Years pass and Animal Farm expands its boundaries after Napoleon purchases two fields from another neighboring farmer, Pilkington. Life for all the animals except the pigs is harsh. Eventually, the pigs begin walking on their hind legs and take on many other qualities of their former human oppressors.
The Seven Commandments are reduced to a single law: Napoleon changes the name of the farm back to Manor Farm and quarrels with Pilkington during a card game in which both of them try to play the ace of spades.
As other animals watch the scene from outside the window, they cannot tell the pigs from the humans.George Orwell once wrote: "Every line of serious work that I have written since has been against totalitarianism." Animal Farm is no exception.
Totalitarianism is a form of government in which the state seeks to control every facet of life, from economics and politics to the each individual's ideas and beliefs.
Moses: Moses is perhaps Orwell's most intriguing character in Animal Farm.
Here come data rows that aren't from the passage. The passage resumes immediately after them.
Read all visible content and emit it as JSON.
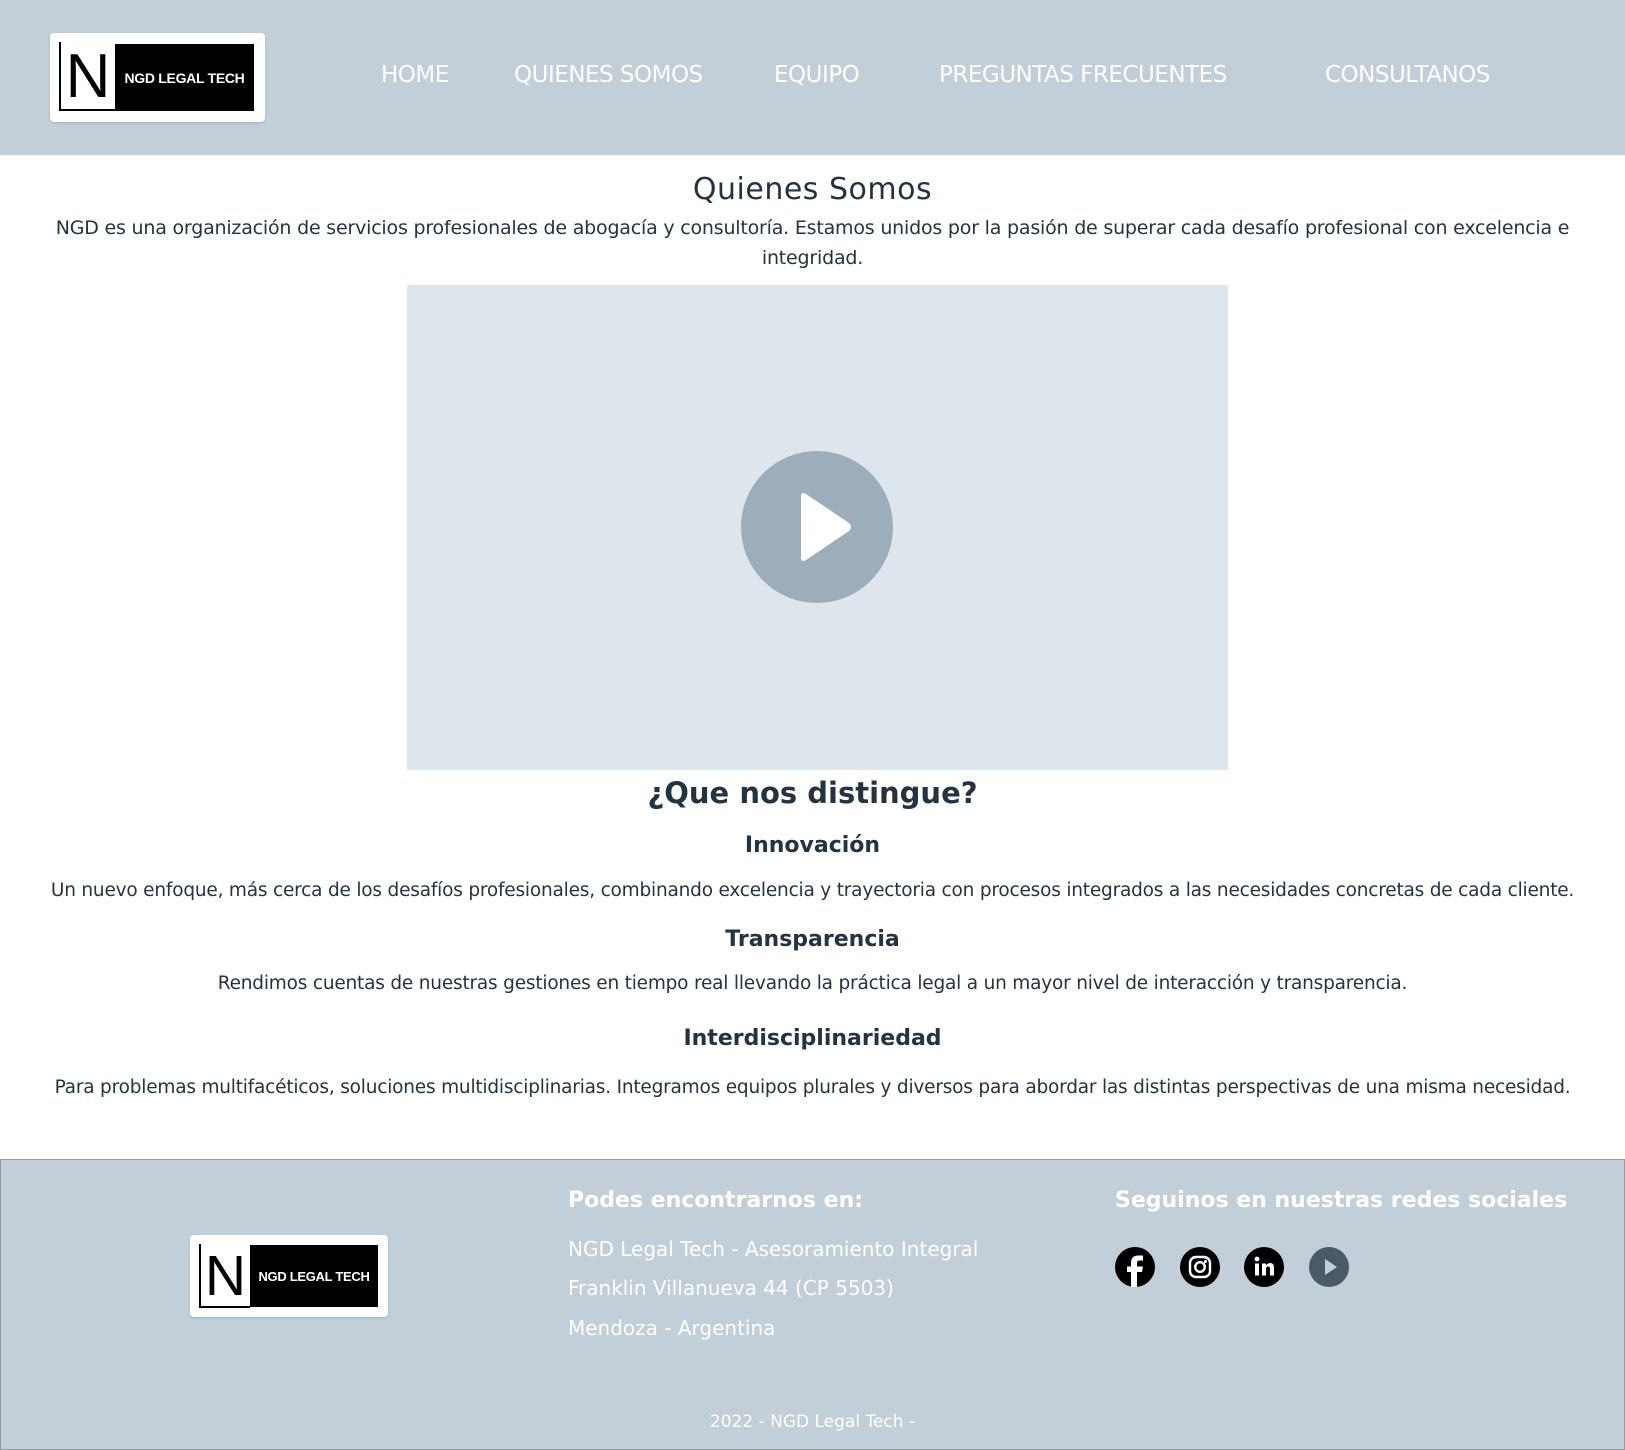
{
  "brand": {
    "logo_text": "NGD LEGAL TECH",
    "logo_letter": "N"
  },
  "nav": [
    {
      "label": "HOME"
    },
    {
      "label": "QUIENES SOMOS"
    },
    {
      "label": "EQUIPO"
    },
    {
      "label": "PREGUNTAS FRECUENTES"
    },
    {
      "label": "CONSULTANOS"
    }
  ],
  "about": {
    "title": "Quienes Somos",
    "intro": "NGD es una organización de servicios profesionales de abogacía y consultoría. Estamos unidos por la pasión de superar cada desafío profesional con excelencia e integridad."
  },
  "video": {
    "play_icon": "play-icon"
  },
  "distinct": {
    "title": "¿Que nos distingue?",
    "items": [
      {
        "heading": "Innovación",
        "text": "Un nuevo enfoque, más cerca de los desafíos profesionales, combinando excelencia y trayectoria con procesos integrados a las necesidades concretas de cada cliente."
      },
      {
        "heading": "Transparencia",
        "text": "Rendimos cuentas de nuestras gestiones en tiempo real llevando la práctica legal a un mayor nivel de interacción y transparencia."
      },
      {
        "heading": "Interdisciplinariedad",
        "text": "Para problemas multifacéticos, soluciones multidisciplinarias. Integramos equipos plurales y diversos para abordar las distintas perspectivas de una misma necesidad."
      }
    ]
  },
  "footer": {
    "find_us_title": "Podes encontrarnos en:",
    "address_lines": [
      "NGD Legal Tech - Asesoramiento Integral",
      "Franklin Villanueva 44 (CP 5503)",
      "Mendoza - Argentina"
    ],
    "social_title": "Seguinos en nuestras redes sociales",
    "social_icons": [
      "facebook-icon",
      "instagram-icon",
      "linkedin-icon",
      "youtube-icon"
    ],
    "copyright": "2022 - NGD Legal Tech -"
  },
  "colors": {
    "header_bg": "#c2cfd8",
    "text": "#253341",
    "video_bg": "#dfe5ec",
    "play_button": "#9eadba"
  }
}
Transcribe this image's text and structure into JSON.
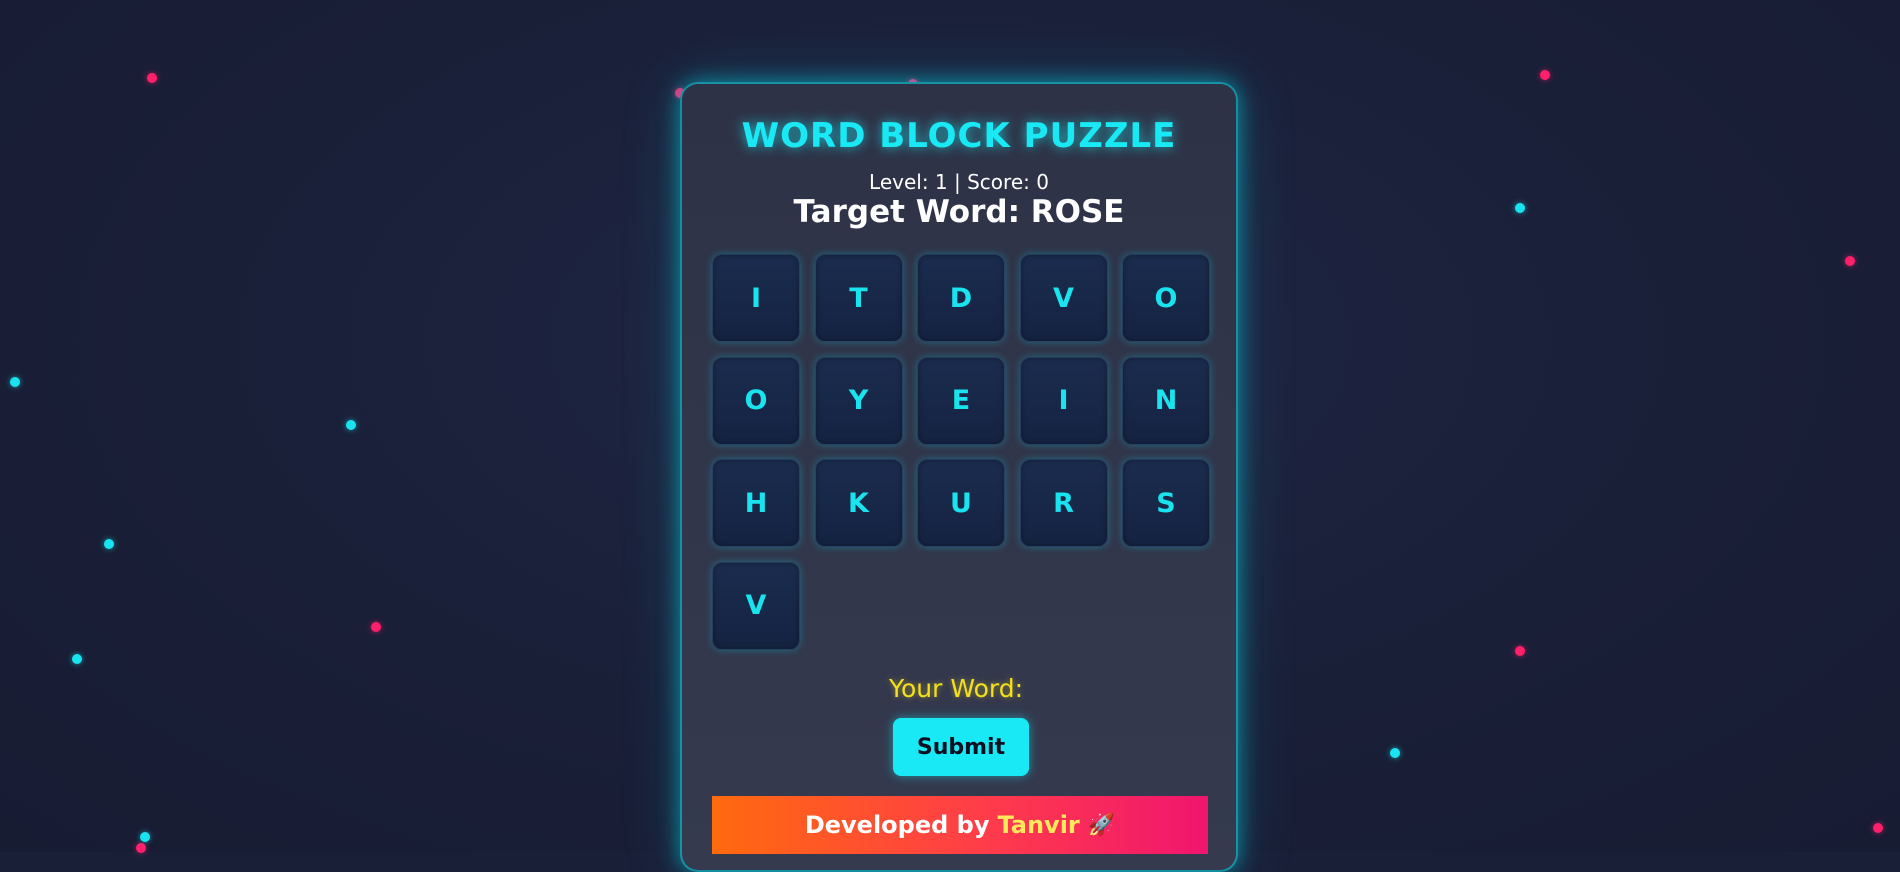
{
  "game": {
    "title": "WORD BLOCK PUZZLE",
    "stats": "Level: 1 | Score: 0",
    "target_label": "Target Word: ROSE",
    "letters": [
      "I",
      "T",
      "D",
      "V",
      "O",
      "O",
      "Y",
      "E",
      "I",
      "N",
      "H",
      "K",
      "U",
      "R",
      "S",
      "V"
    ],
    "your_word_label": "Your Word:",
    "your_word_value": "",
    "submit_label": "Submit"
  },
  "footer": {
    "prefix": "Developed by",
    "author": "Tanvir",
    "rocket_icon": "rocket-icon"
  },
  "colors": {
    "background": "#1a1f38",
    "accent_cyan": "#19e9f4",
    "accent_pink": "#ff1f6b",
    "your_word_yellow": "#f4e01c",
    "footer_gradient_start": "#ff6a0e",
    "footer_gradient_end": "#f0156f"
  }
}
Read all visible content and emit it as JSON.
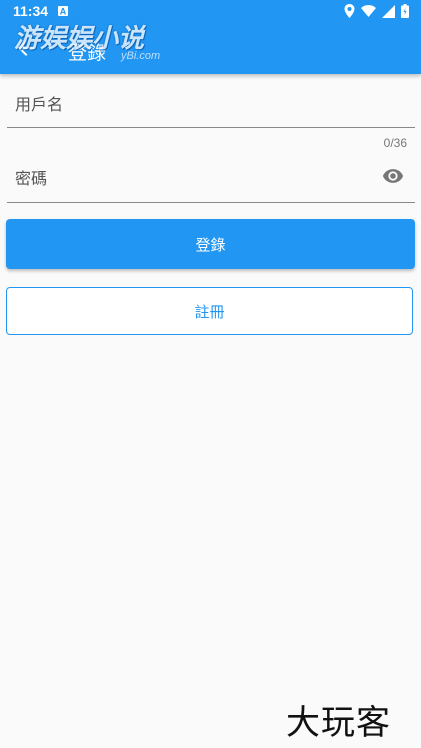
{
  "status_bar": {
    "time": "11:34"
  },
  "app_bar": {
    "title": "登錄",
    "background": "#2196f3"
  },
  "overlay": {
    "top_watermark": "游娱娱小说",
    "top_watermark_sub": "yBi.com",
    "bottom_watermark": "大玩客"
  },
  "form": {
    "username": {
      "label": "用戶名"
    },
    "password": {
      "label": "密碼",
      "counter": "0/36"
    }
  },
  "buttons": {
    "login": "登錄",
    "register": "註冊"
  },
  "colors": {
    "accent": "#2196f3",
    "background": "#fafafa"
  }
}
This raven, first described as the "especial pet" of Mr Jones, is the only animal who doesn't work.
This raven, first described as the "especial pet" of Mr Jones, is the only animal who doesn't work.
Get free homework help on George Orwell's Animal Farm: book summary, chapter summary and analysis, quotes, essays, and character analysis courtesy of CliffsNotes. Animal Farm is George Orwell's satire on equality, where all barnyard animals live free from their human masters' tyranny.
Inspired to rebel by Major, an old boar, animals on .
George Orwell's classic satire of the Russian Revolution has become an intimate part of our contemporary culture, with its treatment of democratic, fascist, and . Animal Farm [George Orwell] With flaming idealism and stirring slogans, they set out to create a paradise of progress, justice, and equality.
Thus the stage is set for one of the most telling satiric fables ever penned—a razor-edged fairy tale for grown-ups that records the evolution from revolution against tyranny to a totalitarianism /5.
Orwell's Paradox: Equality in Animal Farm. He was adamant that egalitarian ideals should trump values such as utility, but he was less certain about their relationship to other goods such as liberty.
George Orwell, Animal Farm: A Fairy Story (London: Penguin, ),